Unfortunately, it's become fairly typical in many jurisdictions around the Lower Mainland (and elsewhere, I'm sure) that a small number of complaints by residents results in a "sledgehammer" policy to deal with what is, in actuality, a very minor issue. In my experience, many municipal policy makers do not spend enough time examining unintended consequences and long-term impacts -- they want to be seen as "actively responding to the concerns of their citizens". Which is fine, when dealing with the application of policies and regulations (dealing with noise concerns, for example), but when creating new policy, time for sober second thought is often very useful in avoiding other problems down the road.

Dave Hall said...
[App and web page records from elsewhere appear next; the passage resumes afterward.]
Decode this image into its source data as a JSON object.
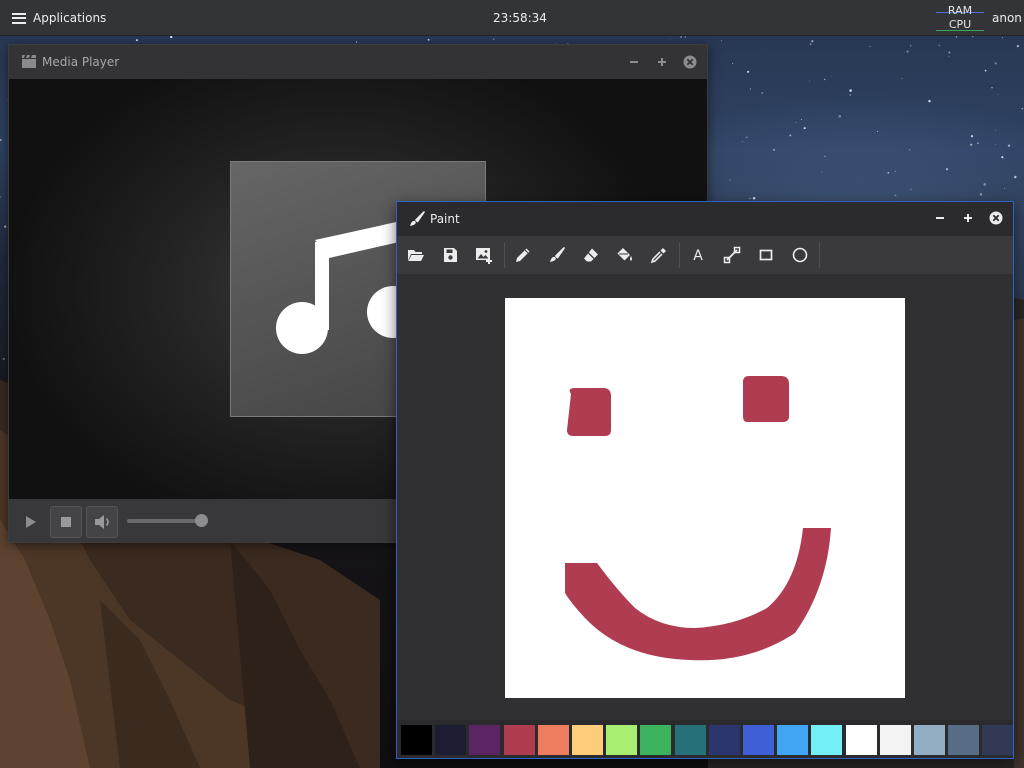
{
  "top_panel": {
    "applications_label": "Applications",
    "clock": "23:58:34",
    "sysmon": {
      "ram_label": "RAM",
      "cpu_label": "CPU"
    },
    "user": "anon"
  },
  "media_player": {
    "title": "Media Player",
    "icons": {
      "title": "film-clapper-icon",
      "minimize": "minimize-icon",
      "maximize": "maximize-icon",
      "close": "close-icon",
      "album_art": "music-note-icon",
      "play": "play-icon",
      "stop": "stop-icon",
      "volume": "volume-icon"
    }
  },
  "paint": {
    "title": "Paint",
    "icons": {
      "title": "paintbrush-icon",
      "minimize": "minimize-icon",
      "maximize": "maximize-icon",
      "close": "close-icon"
    },
    "tools": [
      {
        "name": "open",
        "icon": "folder-open-icon"
      },
      {
        "name": "save",
        "icon": "save-icon"
      },
      {
        "name": "insert-image",
        "icon": "insert-image-icon"
      },
      {
        "name": "pencil",
        "icon": "pencil-icon"
      },
      {
        "name": "brush",
        "icon": "brush-icon"
      },
      {
        "name": "eraser",
        "icon": "eraser-icon"
      },
      {
        "name": "fill",
        "icon": "paint-bucket-icon"
      },
      {
        "name": "color-picker",
        "icon": "eyedropper-icon"
      },
      {
        "name": "text",
        "icon": "text-icon",
        "glyph": "A"
      },
      {
        "name": "line",
        "icon": "line-icon"
      },
      {
        "name": "rectangle",
        "icon": "rectangle-icon"
      },
      {
        "name": "ellipse",
        "icon": "ellipse-icon"
      }
    ],
    "drawing_color": "#b03c51",
    "palette": [
      "#000000",
      "#1c1d33",
      "#5b2463",
      "#b03c51",
      "#ee7c5e",
      "#fecd7a",
      "#a8ef71",
      "#3cb45d",
      "#267179",
      "#2b356e",
      "#3f5fd6",
      "#41a5f6",
      "#72f0f5",
      "#ffffff",
      "#f3f3f3",
      "#93aec2",
      "#576c87",
      "#323955"
    ]
  },
  "colors": {
    "panel": "#333438",
    "window_accent": "#2d63c4"
  }
}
So the end result last night was that No one on Council would second a motion to have first/second reading and delay third until after questioning,debate and perhaps referral to the Public Safety Committee for recommendations. Council pressed on and a minor amendment that was suggested by this writer by e-mail to staff, mayor, and Council reflecting your expressed need for an authorization/exemption for approved recreational activities was plagiarized by another Councillor and did pass. The main motion, as flawed as I perceive it to be, passed with only me objecting. So now in effect is a bylaw that , with few exceptions, bans firearm and bow activities throughout the City based on what I learned to be 2 complaints. This heavy handed approach continues to prohibit any opportunity for indoor range/practice facilities in the City and adds to the list of prohibited activities that absurdly includes as well billiard/pool halls and auctions unless "grandfathered" prior to by-law adoption. The City did replace the ban on "methodone distribution and did pass business license regulations in concert with the College of Pharmacists. However, based on a single letter from the Downtown Merchants Association and a few anecdotal comments about "lingerers" outside pharmacies, the City is moving toward a zoning by-law that is intended to restrict the number of pharmacies through a "proximty" clause. So instead of addressing the "street" concerns, the City pushes forward on a zoning by-law that once again "grandfathers" existing pharmacies and discourages a fundamental element of true Capitalism--that being competition. Those that serve best the consumer should survive. A City that prides itself in being "open for business" through zoning, seemingly is intent on doing the opposite, ignoring both demand and demographics of the City. More to come next meeting.